→ Data for this task
┌──

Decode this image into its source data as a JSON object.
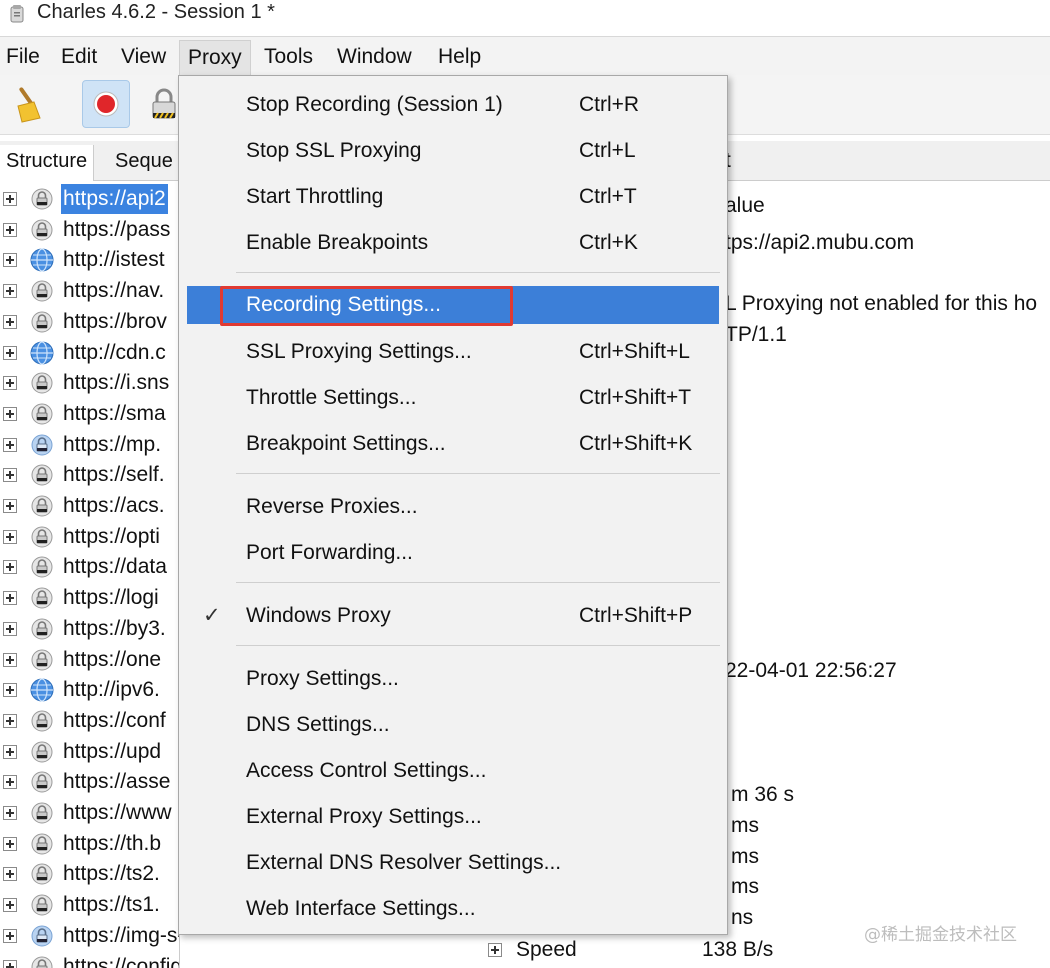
{
  "window": {
    "title": "Charles 4.6.2 - Session 1 *"
  },
  "menubar": {
    "items": [
      "File",
      "Edit",
      "View",
      "Proxy",
      "Tools",
      "Window",
      "Help"
    ]
  },
  "toolbar": {
    "tools": [
      "broom-icon",
      "record-icon",
      "ssl-lock-icon"
    ]
  },
  "left_panel": {
    "tabs": [
      "Structure",
      "Seque"
    ],
    "rows": [
      {
        "text": "https://api2",
        "icon": "lock-icon",
        "selected": true
      },
      {
        "text": "https://pass",
        "icon": "lock-icon"
      },
      {
        "text": "http://istest",
        "icon": "globe-icon"
      },
      {
        "text": "https://nav.",
        "icon": "lock-icon"
      },
      {
        "text": "https://brov",
        "icon": "lock-icon"
      },
      {
        "text": "http://cdn.c",
        "icon": "globe-icon"
      },
      {
        "text": "https://i.sns",
        "icon": "lock-icon"
      },
      {
        "text": "https://sma",
        "icon": "lock-icon"
      },
      {
        "text": "https://mp.",
        "icon": "lock-globe-icon"
      },
      {
        "text": "https://self.",
        "icon": "lock-icon"
      },
      {
        "text": "https://acs.",
        "icon": "lock-icon"
      },
      {
        "text": "https://opti",
        "icon": "lock-icon"
      },
      {
        "text": "https://data",
        "icon": "lock-icon"
      },
      {
        "text": "https://logi",
        "icon": "lock-icon"
      },
      {
        "text": "https://by3.",
        "icon": "lock-icon"
      },
      {
        "text": "https://one",
        "icon": "lock-icon"
      },
      {
        "text": "http://ipv6.",
        "icon": "globe-icon"
      },
      {
        "text": "https://conf",
        "icon": "lock-icon"
      },
      {
        "text": "https://upd",
        "icon": "lock-icon"
      },
      {
        "text": "https://asse",
        "icon": "lock-icon"
      },
      {
        "text": "https://www",
        "icon": "lock-icon"
      },
      {
        "text": "https://th.b",
        "icon": "lock-icon"
      },
      {
        "text": "https://ts2.",
        "icon": "lock-icon"
      },
      {
        "text": "https://ts1.",
        "icon": "lock-icon"
      },
      {
        "text": "https://img-s-msn-com.akamaized",
        "icon": "lock-globe-icon"
      },
      {
        "text": "https://config.edge.skype.com",
        "icon": "lock-icon"
      }
    ]
  },
  "right_panel": {
    "header": "t",
    "column_value": "alue",
    "lines": [
      "tps://api2.mubu.com",
      "L Proxying not enabled for this ho",
      "TP/1.1",
      "22-04-01 22:56:27",
      "m 36 s",
      "ms",
      "ms",
      "ms",
      "ns"
    ],
    "speed_label": "Speed",
    "speed_value": "138 B/s"
  },
  "proxy_menu": {
    "items": [
      {
        "label": "Stop Recording (Session 1)",
        "shortcut": "Ctrl+R"
      },
      {
        "label": "Stop SSL Proxying",
        "shortcut": "Ctrl+L"
      },
      {
        "label": "Start Throttling",
        "shortcut": "Ctrl+T"
      },
      {
        "label": "Enable Breakpoints",
        "shortcut": "Ctrl+K"
      },
      {
        "label": "Recording Settings...",
        "shortcut": "",
        "highlighted": true
      },
      {
        "label": "SSL Proxying Settings...",
        "shortcut": "Ctrl+Shift+L"
      },
      {
        "label": "Throttle Settings...",
        "shortcut": "Ctrl+Shift+T"
      },
      {
        "label": "Breakpoint Settings...",
        "shortcut": "Ctrl+Shift+K"
      },
      {
        "label": "Reverse Proxies...",
        "shortcut": ""
      },
      {
        "label": "Port Forwarding...",
        "shortcut": ""
      },
      {
        "label": "Windows Proxy",
        "shortcut": "Ctrl+Shift+P",
        "checked": true
      },
      {
        "label": "Proxy Settings...",
        "shortcut": ""
      },
      {
        "label": "DNS Settings...",
        "shortcut": ""
      },
      {
        "label": "Access Control Settings...",
        "shortcut": ""
      },
      {
        "label": "External Proxy Settings...",
        "shortcut": ""
      },
      {
        "label": "External DNS Resolver Settings...",
        "shortcut": ""
      },
      {
        "label": "Web Interface Settings...",
        "shortcut": ""
      }
    ],
    "check_mark": "✓"
  },
  "watermark": "@稀土掘金技术社区",
  "colors": {
    "selection_blue": "#3b83e0",
    "menu_highlight": "#3c7fd8",
    "annotation_red": "#e03a32"
  }
}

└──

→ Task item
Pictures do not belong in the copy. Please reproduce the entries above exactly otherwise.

→ Exercise response
Decode this image into its source data as a JSON object.
{
  "window": {
    "title": "Charles 4.6.2 - Session 1 *"
  },
  "menubar": {
    "items": [
      "File",
      "Edit",
      "View",
      "Proxy",
      "Tools",
      "Window",
      "Help"
    ]
  },
  "toolbar": {
    "tools": [
      "broom-icon",
      "record-icon",
      "ssl-lock-icon"
    ]
  },
  "left_panel": {
    "tabs": [
      "Structure",
      "Seque"
    ],
    "rows": [
      {
        "text": "https://api2",
        "icon": "lock-icon",
        "selected": true
      },
      {
        "text": "https://pass",
        "icon": "lock-icon"
      },
      {
        "text": "http://istest",
        "icon": "globe-icon"
      },
      {
        "text": "https://nav.",
        "icon": "lock-icon"
      },
      {
        "text": "https://brov",
        "icon": "lock-icon"
      },
      {
        "text": "http://cdn.c",
        "icon": "globe-icon"
      },
      {
        "text": "https://i.sns",
        "icon": "lock-icon"
      },
      {
        "text": "https://sma",
        "icon": "lock-icon"
      },
      {
        "text": "https://mp.",
        "icon": "lock-globe-icon"
      },
      {
        "text": "https://self.",
        "icon": "lock-icon"
      },
      {
        "text": "https://acs.",
        "icon": "lock-icon"
      },
      {
        "text": "https://opti",
        "icon": "lock-icon"
      },
      {
        "text": "https://data",
        "icon": "lock-icon"
      },
      {
        "text": "https://logi",
        "icon": "lock-icon"
      },
      {
        "text": "https://by3.",
        "icon": "lock-icon"
      },
      {
        "text": "https://one",
        "icon": "lock-icon"
      },
      {
        "text": "http://ipv6.",
        "icon": "globe-icon"
      },
      {
        "text": "https://conf",
        "icon": "lock-icon"
      },
      {
        "text": "https://upd",
        "icon": "lock-icon"
      },
      {
        "text": "https://asse",
        "icon": "lock-icon"
      },
      {
        "text": "https://www",
        "icon": "lock-icon"
      },
      {
        "text": "https://th.b",
        "icon": "lock-icon"
      },
      {
        "text": "https://ts2.",
        "icon": "lock-icon"
      },
      {
        "text": "https://ts1.",
        "icon": "lock-icon"
      },
      {
        "text": "https://img-s-msn-com.akamaized",
        "icon": "lock-globe-icon"
      },
      {
        "text": "https://config.edge.skype.com",
        "icon": "lock-icon"
      }
    ]
  },
  "right_panel": {
    "header": "t",
    "column_value": "alue",
    "lines": [
      "tps://api2.mubu.com",
      "L Proxying not enabled for this ho",
      "TP/1.1",
      "22-04-01 22:56:27",
      "m 36 s",
      "ms",
      "ms",
      "ms",
      "ns"
    ],
    "speed_label": "Speed",
    "speed_value": "138 B/s"
  },
  "proxy_menu": {
    "items": [
      {
        "label": "Stop Recording (Session 1)",
        "shortcut": "Ctrl+R"
      },
      {
        "label": "Stop SSL Proxying",
        "shortcut": "Ctrl+L"
      },
      {
        "label": "Start Throttling",
        "shortcut": "Ctrl+T"
      },
      {
        "label": "Enable Breakpoints",
        "shortcut": "Ctrl+K"
      },
      {
        "label": "Recording Settings...",
        "shortcut": "",
        "highlighted": true
      },
      {
        "label": "SSL Proxying Settings...",
        "shortcut": "Ctrl+Shift+L"
      },
      {
        "label": "Throttle Settings...",
        "shortcut": "Ctrl+Shift+T"
      },
      {
        "label": "Breakpoint Settings...",
        "shortcut": "Ctrl+Shift+K"
      },
      {
        "label": "Reverse Proxies...",
        "shortcut": ""
      },
      {
        "label": "Port Forwarding...",
        "shortcut": ""
      },
      {
        "label": "Windows Proxy",
        "shortcut": "Ctrl+Shift+P",
        "checked": true
      },
      {
        "label": "Proxy Settings...",
        "shortcut": ""
      },
      {
        "label": "DNS Settings...",
        "shortcut": ""
      },
      {
        "label": "Access Control Settings...",
        "shortcut": ""
      },
      {
        "label": "External Proxy Settings...",
        "shortcut": ""
      },
      {
        "label": "External DNS Resolver Settings...",
        "shortcut": ""
      },
      {
        "label": "Web Interface Settings...",
        "shortcut": ""
      }
    ],
    "check_mark": "✓"
  },
  "watermark": "@稀土掘金技术社区",
  "colors": {
    "selection_blue": "#3b83e0",
    "menu_highlight": "#3c7fd8",
    "annotation_red": "#e03a32"
  }
}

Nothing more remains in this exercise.